**EXERCISE REQUIREMENTS:**
Give the number of lines in these entries that contain "JSON", and nothing more.

**Web page and app entries:**
------------------------------------------------------------------------

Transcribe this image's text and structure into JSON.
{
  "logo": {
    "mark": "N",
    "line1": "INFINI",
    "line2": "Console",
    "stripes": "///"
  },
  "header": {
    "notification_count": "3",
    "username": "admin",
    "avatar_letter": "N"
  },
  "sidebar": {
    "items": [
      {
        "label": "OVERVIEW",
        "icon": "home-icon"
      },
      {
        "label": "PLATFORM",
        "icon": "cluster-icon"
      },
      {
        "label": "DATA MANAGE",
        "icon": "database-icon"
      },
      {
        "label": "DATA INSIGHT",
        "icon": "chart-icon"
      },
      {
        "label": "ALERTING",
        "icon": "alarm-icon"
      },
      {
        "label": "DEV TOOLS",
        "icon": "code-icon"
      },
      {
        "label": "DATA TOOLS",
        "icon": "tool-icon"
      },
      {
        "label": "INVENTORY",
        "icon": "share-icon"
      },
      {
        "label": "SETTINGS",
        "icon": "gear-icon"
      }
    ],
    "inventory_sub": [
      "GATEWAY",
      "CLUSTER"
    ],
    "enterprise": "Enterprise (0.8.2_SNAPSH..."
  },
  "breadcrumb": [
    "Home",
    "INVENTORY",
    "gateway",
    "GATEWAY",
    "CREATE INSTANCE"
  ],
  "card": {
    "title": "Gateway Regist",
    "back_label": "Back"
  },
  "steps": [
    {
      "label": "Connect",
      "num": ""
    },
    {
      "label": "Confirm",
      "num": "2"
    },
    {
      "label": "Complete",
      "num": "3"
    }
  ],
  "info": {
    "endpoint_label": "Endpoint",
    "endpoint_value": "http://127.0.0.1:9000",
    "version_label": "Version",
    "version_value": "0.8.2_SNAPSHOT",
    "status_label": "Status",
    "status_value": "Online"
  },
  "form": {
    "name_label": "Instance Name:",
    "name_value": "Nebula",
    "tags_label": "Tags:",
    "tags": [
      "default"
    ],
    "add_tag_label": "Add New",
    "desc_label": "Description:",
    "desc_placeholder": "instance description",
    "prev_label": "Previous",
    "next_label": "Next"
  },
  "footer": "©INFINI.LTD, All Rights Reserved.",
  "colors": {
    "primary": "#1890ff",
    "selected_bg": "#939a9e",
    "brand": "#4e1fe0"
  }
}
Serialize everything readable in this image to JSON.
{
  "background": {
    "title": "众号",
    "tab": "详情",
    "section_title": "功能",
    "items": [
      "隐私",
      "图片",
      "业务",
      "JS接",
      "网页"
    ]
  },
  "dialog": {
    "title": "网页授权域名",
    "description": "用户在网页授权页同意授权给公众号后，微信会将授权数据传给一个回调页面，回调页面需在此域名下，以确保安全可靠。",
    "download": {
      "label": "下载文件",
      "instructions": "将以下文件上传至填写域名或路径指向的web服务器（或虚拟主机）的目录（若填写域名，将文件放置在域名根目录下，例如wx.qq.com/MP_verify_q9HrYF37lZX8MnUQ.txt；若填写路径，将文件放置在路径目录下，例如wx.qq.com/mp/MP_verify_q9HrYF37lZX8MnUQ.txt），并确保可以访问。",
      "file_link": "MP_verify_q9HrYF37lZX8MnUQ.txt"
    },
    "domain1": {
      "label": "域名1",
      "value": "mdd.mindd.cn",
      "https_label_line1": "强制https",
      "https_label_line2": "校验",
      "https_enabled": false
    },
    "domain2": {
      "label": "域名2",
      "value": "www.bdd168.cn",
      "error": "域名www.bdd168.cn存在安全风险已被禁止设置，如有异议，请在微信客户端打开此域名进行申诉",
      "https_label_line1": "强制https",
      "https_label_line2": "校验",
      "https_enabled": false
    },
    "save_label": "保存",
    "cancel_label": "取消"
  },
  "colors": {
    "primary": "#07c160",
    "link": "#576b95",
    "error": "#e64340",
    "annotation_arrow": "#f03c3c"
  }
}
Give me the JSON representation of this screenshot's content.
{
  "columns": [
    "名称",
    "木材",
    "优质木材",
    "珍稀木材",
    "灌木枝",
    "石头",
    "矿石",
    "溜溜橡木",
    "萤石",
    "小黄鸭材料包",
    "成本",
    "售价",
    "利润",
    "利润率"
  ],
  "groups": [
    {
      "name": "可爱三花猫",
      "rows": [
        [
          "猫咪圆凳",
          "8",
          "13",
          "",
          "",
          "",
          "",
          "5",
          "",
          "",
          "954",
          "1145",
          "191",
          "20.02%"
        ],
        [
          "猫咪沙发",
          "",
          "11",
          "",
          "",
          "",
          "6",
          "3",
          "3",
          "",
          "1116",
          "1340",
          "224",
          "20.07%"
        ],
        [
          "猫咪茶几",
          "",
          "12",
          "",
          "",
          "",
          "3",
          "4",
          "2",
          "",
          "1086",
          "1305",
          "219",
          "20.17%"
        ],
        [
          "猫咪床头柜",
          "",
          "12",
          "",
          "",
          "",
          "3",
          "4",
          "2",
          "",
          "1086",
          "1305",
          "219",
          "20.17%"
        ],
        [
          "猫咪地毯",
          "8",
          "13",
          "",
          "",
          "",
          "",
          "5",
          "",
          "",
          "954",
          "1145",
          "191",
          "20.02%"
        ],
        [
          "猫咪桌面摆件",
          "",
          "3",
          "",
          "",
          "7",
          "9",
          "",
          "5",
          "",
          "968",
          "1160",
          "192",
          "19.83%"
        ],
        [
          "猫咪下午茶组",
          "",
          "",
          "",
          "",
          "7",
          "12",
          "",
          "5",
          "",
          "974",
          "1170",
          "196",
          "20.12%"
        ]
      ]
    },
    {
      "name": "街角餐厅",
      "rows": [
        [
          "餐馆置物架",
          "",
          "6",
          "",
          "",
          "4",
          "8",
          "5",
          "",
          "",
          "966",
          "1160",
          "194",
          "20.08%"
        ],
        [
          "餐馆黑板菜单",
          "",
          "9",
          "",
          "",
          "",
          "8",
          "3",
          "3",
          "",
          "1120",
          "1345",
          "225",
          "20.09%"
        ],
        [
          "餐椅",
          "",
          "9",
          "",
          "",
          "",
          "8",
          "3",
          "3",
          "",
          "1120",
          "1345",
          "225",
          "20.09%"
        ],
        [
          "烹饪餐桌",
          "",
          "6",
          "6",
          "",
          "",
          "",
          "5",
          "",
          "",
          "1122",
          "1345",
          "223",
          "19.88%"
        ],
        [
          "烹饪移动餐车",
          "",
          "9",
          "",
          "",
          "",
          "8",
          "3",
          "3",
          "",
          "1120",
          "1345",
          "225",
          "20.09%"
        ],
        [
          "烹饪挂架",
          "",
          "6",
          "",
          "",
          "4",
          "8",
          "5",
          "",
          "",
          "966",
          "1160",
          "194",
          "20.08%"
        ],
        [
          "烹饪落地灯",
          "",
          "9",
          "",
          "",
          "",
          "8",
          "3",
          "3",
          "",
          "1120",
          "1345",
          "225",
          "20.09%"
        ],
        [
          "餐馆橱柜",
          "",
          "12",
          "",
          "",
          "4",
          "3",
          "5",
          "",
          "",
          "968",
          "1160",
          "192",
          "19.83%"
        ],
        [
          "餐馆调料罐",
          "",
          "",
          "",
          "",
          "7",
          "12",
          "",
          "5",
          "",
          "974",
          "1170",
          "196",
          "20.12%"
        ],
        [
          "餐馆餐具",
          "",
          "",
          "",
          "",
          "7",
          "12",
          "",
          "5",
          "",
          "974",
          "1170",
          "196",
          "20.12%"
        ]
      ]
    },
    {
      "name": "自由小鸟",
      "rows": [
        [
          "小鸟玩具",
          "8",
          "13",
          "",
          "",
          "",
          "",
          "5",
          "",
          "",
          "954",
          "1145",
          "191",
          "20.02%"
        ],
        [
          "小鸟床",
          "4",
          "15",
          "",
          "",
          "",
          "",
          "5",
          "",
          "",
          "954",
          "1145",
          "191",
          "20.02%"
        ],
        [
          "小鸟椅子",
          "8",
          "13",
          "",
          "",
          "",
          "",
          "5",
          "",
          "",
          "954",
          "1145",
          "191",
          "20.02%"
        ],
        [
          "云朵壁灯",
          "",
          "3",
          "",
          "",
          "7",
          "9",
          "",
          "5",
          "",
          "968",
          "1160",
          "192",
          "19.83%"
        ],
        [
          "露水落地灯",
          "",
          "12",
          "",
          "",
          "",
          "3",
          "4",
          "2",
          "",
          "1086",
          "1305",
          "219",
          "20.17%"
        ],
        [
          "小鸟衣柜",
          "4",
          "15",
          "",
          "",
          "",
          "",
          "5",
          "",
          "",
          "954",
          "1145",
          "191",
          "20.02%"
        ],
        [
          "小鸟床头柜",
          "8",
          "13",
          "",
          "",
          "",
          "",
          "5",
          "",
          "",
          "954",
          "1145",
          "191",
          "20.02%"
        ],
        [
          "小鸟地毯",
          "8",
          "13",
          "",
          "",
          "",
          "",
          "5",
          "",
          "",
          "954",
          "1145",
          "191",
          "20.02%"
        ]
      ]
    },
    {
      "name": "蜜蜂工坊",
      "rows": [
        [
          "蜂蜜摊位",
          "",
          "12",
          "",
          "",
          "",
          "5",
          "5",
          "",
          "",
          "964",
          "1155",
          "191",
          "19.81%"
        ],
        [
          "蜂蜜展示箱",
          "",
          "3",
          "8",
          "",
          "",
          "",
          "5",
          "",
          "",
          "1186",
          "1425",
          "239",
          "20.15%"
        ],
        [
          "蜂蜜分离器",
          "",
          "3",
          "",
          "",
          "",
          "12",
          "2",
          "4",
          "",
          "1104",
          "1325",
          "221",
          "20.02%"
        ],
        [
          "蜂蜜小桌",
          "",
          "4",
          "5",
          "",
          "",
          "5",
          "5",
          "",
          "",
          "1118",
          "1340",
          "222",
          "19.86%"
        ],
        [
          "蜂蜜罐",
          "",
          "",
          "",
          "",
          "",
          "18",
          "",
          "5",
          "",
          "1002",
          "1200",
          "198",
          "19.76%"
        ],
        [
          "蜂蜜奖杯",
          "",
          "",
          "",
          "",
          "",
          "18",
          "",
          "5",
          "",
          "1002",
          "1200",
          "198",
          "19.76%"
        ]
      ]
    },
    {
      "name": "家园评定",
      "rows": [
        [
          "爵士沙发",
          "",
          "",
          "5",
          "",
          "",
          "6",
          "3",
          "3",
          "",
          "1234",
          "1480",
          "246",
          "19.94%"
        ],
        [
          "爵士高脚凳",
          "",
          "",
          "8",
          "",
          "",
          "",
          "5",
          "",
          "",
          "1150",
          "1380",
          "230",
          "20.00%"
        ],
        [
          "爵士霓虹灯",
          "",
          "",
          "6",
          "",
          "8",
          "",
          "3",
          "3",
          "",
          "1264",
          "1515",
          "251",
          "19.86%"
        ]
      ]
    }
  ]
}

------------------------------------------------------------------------

**WRITTEN ANSWER:**
3